From Volume 37, Issue 1 of EIR Online, Published Jan. 8, 2010

Global Economic News

China's Wen: Science, Technology the Key to Development

Dec. 27 (EIRNS)—Science and technology are "key to China's economic development," Chinese Prime Minister Wen Jiabao said on Dec. 27, in an interview with the government news agency Xinhua.

Historically, financial crises have always brought about technological revolution, Wen said. "The key to conquer the global economic crisis lies in people's wisdom and the power of science and technology."

Wen also said:

* China will not yield to pressure to revalue its currency, the yuan, or renminbi, in any form. "A stable Chinese currency is conducive to the international community," he said. Some countries demanded the yuan appreciation while practicing trade protectionism against China, said Wen, adding that this was aimed at checking China's development.

* China must fight for its right to further development, while addressing climate change issues. The fact that development is the top priority of developing nations must not be ignored.

* The goal of the nation's economic growth is to improve the people's well-being. He noted that the government had made great efforts to step up health-care infrastructure in both rural and urban areas. Reforms are also being made to make medicines more affordable.

* China will take measures to stabilize soaring housing prices and crack down on speculation.

'Lithuania Power Crisis Looms as Nuclear Plant Shuts'

Dec. 31 (EIRNS)—Under this headline, Britain's Daily Telegraph reports: "Lithuanians are braced for a devastating increase in energy prices when the struggling Baltic nation shuts down its main nuclear power station to comply with EU demands on New Year's Eve. Ignalina power station generates 70% of Lithuania's power output and its closure will force the country to fall back on its old master Russia to meet its domestic demand.

"Engineers are set to start shutting down the plant at 11 PM on December 31. Brussels regards the facility as a Chernobyl-sized threat and made its de-commissioning a condition of the country joining the European Union in 2004. But as a result, domestic fuel bills are projected to jump by 30% in 2010, a severe blow after the economy contracted by almost one-fifth in the last 12 months. Raimondas Kuodis, chief economist at Lithuania's central bank, said that soaring fuel bills would inflict further damage on the economy. 'A 30% hike in electricity prices will slash Gross Domestic Product by one percentage point and will increase inflation by almost one percentage point,' he explained.
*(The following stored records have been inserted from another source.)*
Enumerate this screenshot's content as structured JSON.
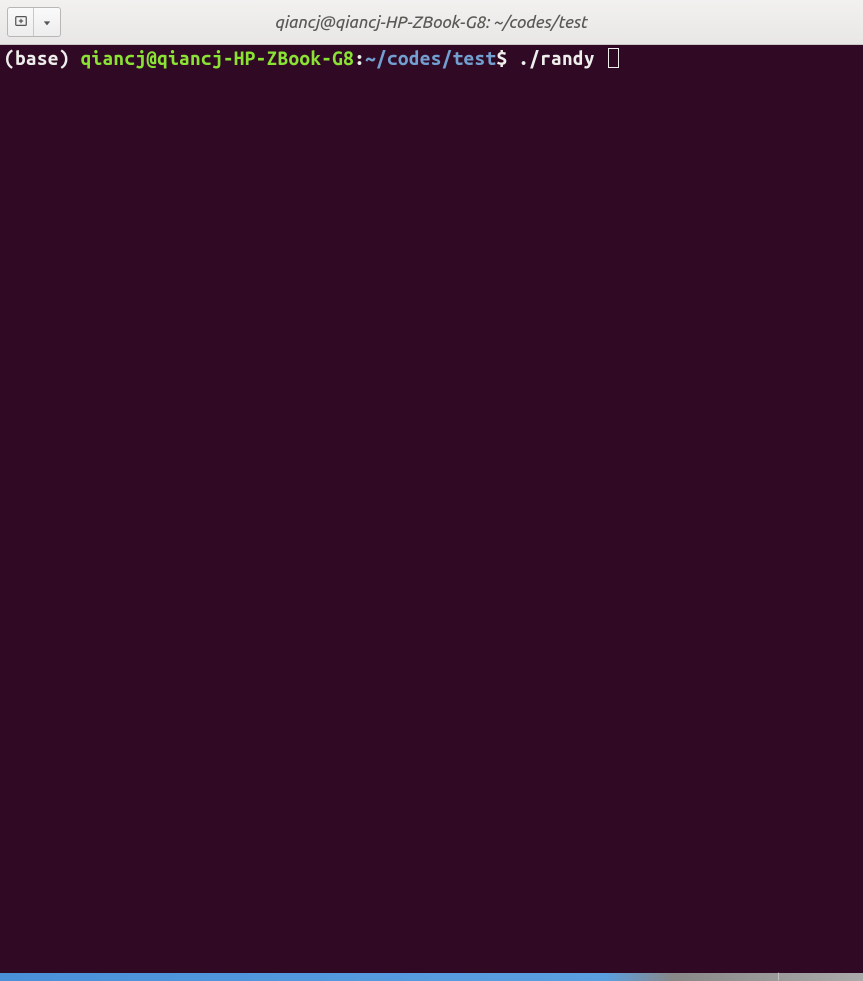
{
  "titlebar": {
    "title": "qiancj@qiancj-HP-ZBook-G8: ~/codes/test"
  },
  "prompt": {
    "env": "(base) ",
    "userhost": "qiancj@qiancj-HP-ZBook-G8",
    "colon": ":",
    "path": "~/codes/test",
    "dollar": "$",
    "command": " ./randy "
  }
}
"For many Lithuanians already battling rising unemployment and public spending cuts that have eaten into pensions and benefits, the higher fuel bills could prove intolerable." Moreover, "Lithuania and its Baltic peers Estonia and Latvia have not been fully integrated into European energy networks. Technical hurdles [make] importing energy from fellow EU states problematic. 'They are beginning to build inter-connectors to Sweden and other states, but isolation is still a real issue for them,' said Jerome Guillet, an energy consultant specializing in Central and Eastern Europe. 'This is something that Europe could have helped a bit more. Connections are being built but it takes time.'

"Lithuania plans to regain its domestic energy sufficiency by constructing of a new nuclear plant but cannot currently afford the £10 billion cost," the article ends.

Japan's Population in Largest-Ever Decline

Jan. 1 (EIRNS)—Japan's net fertility rate has been below breakeven for a long time, but the drastic consequences are only now taking hold. Japan's Health and Welfare Ministry reports that only 1,069,000 babies were born last year, down 22,000 from the year before, while 1,144,000 Japanese died, a rise of 2,000. This has resulted in Japan's largest-ever natural population decline of 75,000. The number of deaths surpassed that of births for the third straight year. The population is now roughly 127 million.

Twenty is the age of majority in Japan, but the number reaching that age was at a record low of 1,270,000 in 2009, says the Internal Affairs Ministry, which began to collect such data in 1968. The 20-year-olds now represent 1% of the Japanese population—also a record low ratio.

The Education Ministry reports that fully 13% of all public elementary and junior high school classrooms are no longer in use as classrooms. A ministry survey covered 460,000 classrooms, of which more than 61,000 are being used for other things. It expects the number of unused classrooms to further increase because of the continuing low birthrates, and will ask the boards of education to find other ways to use the classrooms.

All rights reserved © 2010 EIRNS